Collected data entries

——

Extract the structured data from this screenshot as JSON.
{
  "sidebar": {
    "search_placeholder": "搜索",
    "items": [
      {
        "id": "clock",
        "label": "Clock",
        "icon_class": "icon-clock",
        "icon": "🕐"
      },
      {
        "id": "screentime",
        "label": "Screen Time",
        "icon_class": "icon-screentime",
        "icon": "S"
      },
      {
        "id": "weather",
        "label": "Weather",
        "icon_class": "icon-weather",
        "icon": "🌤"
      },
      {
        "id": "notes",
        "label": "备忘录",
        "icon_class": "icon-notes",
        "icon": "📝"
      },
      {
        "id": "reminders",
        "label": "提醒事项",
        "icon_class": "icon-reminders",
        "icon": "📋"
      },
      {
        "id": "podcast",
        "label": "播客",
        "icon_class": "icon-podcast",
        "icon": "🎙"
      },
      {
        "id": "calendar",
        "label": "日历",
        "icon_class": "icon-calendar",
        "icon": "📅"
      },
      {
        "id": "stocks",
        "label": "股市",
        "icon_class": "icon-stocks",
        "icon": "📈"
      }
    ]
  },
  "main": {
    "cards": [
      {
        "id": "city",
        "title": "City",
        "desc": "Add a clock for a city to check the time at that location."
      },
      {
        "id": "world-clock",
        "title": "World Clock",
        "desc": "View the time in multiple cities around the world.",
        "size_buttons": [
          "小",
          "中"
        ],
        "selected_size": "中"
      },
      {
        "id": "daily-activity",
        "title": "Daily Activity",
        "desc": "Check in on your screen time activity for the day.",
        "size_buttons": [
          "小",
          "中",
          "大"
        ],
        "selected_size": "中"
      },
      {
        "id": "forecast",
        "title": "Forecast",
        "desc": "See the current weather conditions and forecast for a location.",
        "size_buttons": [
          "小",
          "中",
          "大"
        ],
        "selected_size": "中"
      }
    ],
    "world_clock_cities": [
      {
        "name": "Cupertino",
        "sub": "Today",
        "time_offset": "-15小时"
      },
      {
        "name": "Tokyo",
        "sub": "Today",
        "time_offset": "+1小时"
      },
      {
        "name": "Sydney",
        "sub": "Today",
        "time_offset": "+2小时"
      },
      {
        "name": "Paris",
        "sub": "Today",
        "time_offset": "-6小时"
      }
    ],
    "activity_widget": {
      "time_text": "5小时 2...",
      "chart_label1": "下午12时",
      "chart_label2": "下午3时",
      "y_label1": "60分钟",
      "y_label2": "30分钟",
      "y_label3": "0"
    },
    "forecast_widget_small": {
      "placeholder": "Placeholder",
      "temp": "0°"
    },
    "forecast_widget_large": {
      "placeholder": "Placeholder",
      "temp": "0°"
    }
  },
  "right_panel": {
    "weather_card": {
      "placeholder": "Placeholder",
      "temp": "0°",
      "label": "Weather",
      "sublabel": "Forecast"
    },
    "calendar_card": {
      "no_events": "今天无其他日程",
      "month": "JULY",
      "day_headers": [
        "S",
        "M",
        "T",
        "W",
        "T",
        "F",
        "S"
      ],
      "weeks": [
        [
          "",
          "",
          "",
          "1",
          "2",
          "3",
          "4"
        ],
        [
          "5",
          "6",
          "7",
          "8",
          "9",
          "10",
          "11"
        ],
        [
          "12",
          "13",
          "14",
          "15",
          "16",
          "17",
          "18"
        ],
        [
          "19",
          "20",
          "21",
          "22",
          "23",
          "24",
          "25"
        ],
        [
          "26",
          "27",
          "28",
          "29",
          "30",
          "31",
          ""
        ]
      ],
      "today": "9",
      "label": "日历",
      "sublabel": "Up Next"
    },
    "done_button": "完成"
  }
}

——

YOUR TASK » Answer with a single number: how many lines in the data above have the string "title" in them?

ANSWER SECTION » 4